Again my nostalgic palate got the better of me. What better way than to stir fry the four-angled beans in some shrimp paste! Yup, “kacang botol tumis belacan”! It was down memory lane for me…
By the way, I cheated a little bit by using the Mae Pranom brand of shrimp flavour crushed chilli, a tiny bit of the belacan powder, shallots, minced garlic, shredded kaffir lime leaves, minced coriander root, salt and pepper.
Next, I wanted something crunchy. The crispy baby clams and anchovies conjured up the best trick ever.
What a tied score between the stir-fried spicy four-angled beans and crispy clams and anchovies. Deuce!
It was scrumptious!
Day 3: All-in-one
From three to two to all-in-one; this was my sons’ favourite version 😉
The once bland rice porridge was face lifted to the highest degree. Note that this version requires a pretty runny texture to the porridge. I added more water and gently heated it up over low to medium heat.
I made fresh meatballs, seasoned with some chopped shallots, garlic, salt, white pepper, chopped fresh coriander and carrots.
Then I dressed the porridge up with a splash of sesame oil, chicken stock, white pepper, Shaoxing rice wine, sliced carrots, crushed ginger, bruised lemongrass, torn kaffir lime leaves, and just before serving, I added some spinach leaves.
What a SIN!
Simple Irresistible Nifty!
Scrumptious Incredible Nostalgic!
By the way, when I documented this post, the news of the US Presidential election was released. Barack Obama won.
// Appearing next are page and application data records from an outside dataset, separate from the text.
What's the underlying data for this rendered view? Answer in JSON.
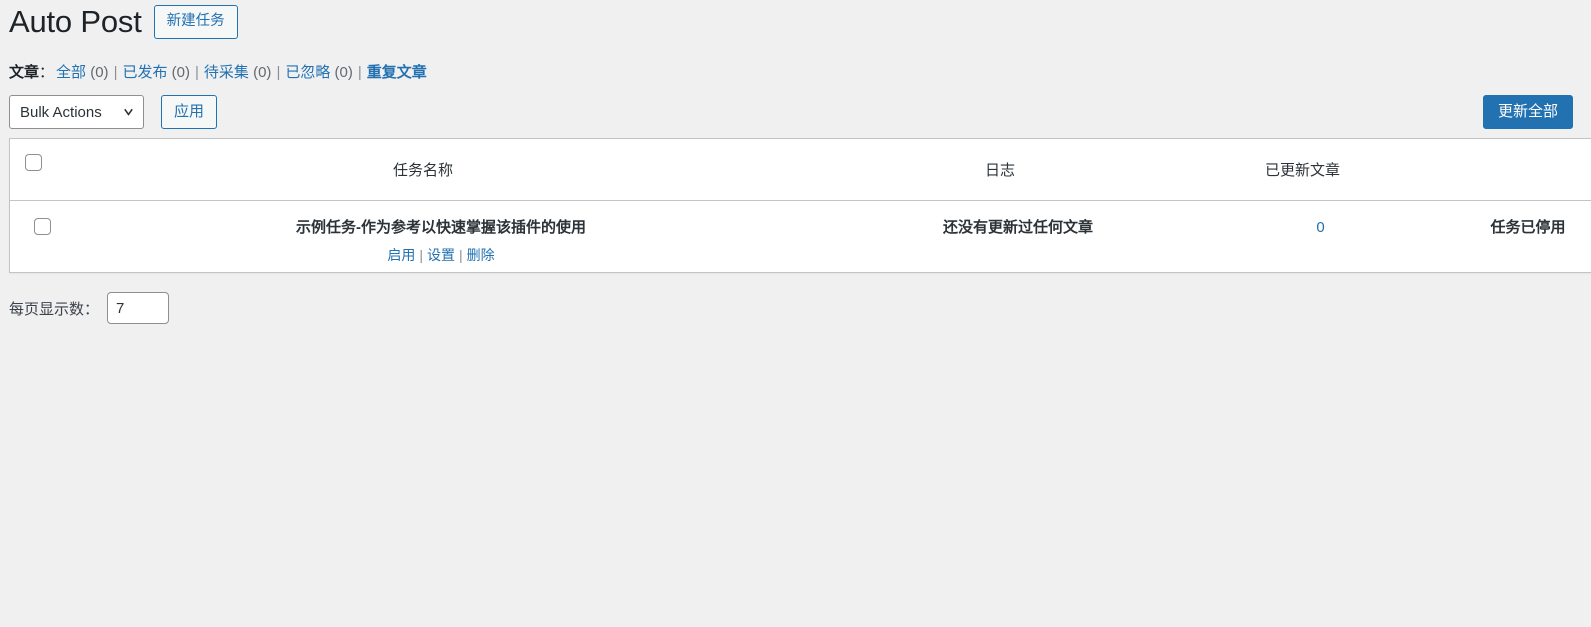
{
  "page": {
    "title": "Auto Post",
    "new_task_button": "新建任务"
  },
  "filters": {
    "label": "文章",
    "colon": "：",
    "separator": "|",
    "items": [
      {
        "label": "全部",
        "count": "(0)"
      },
      {
        "label": "已发布",
        "count": "(0)"
      },
      {
        "label": "待采集",
        "count": "(0)"
      },
      {
        "label": "已忽略",
        "count": "(0)"
      },
      {
        "label": "重复文章",
        "count": ""
      }
    ]
  },
  "toolbar": {
    "bulk_actions_value": "Bulk Actions",
    "apply_label": "应用",
    "update_all_label": "更新全部"
  },
  "table": {
    "columns": [
      {
        "key": "name",
        "label": "任务名称"
      },
      {
        "key": "log",
        "label": "日志"
      },
      {
        "key": "count",
        "label": "已更新文章"
      },
      {
        "key": "status",
        "label": ""
      }
    ],
    "rows": [
      {
        "name": "示例任务-作为参考以快速掌握该插件的使用",
        "actions": [
          "启用",
          "设置",
          "删除"
        ],
        "action_separator": "|",
        "log": "还没有更新过任何文章",
        "count": "0",
        "status": "任务已停用"
      }
    ]
  },
  "footer": {
    "per_page_label": "每页显示数：",
    "per_page_value": "7"
  },
  "colors": {
    "page_background": "#f0f0f1",
    "accent_blue": "#2271b1",
    "text_dark": "#1d2327",
    "text_body": "#3c434a",
    "muted": "#646970",
    "border": "#c3c4c7",
    "surface": "#ffffff"
  },
  "icons": {
    "chevron_down": "chevron-down-icon"
  }
}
Congratulations and good luck, Mr President!
The most captivating of all pictures of both the President and the First Lady made headlines in one of the local Belgian newspapers that morning.
Clean, simple, straightforward – a bit like my porridge feast 😀
Four more years….
But for now, eat well, stay well and take care.
See you soon!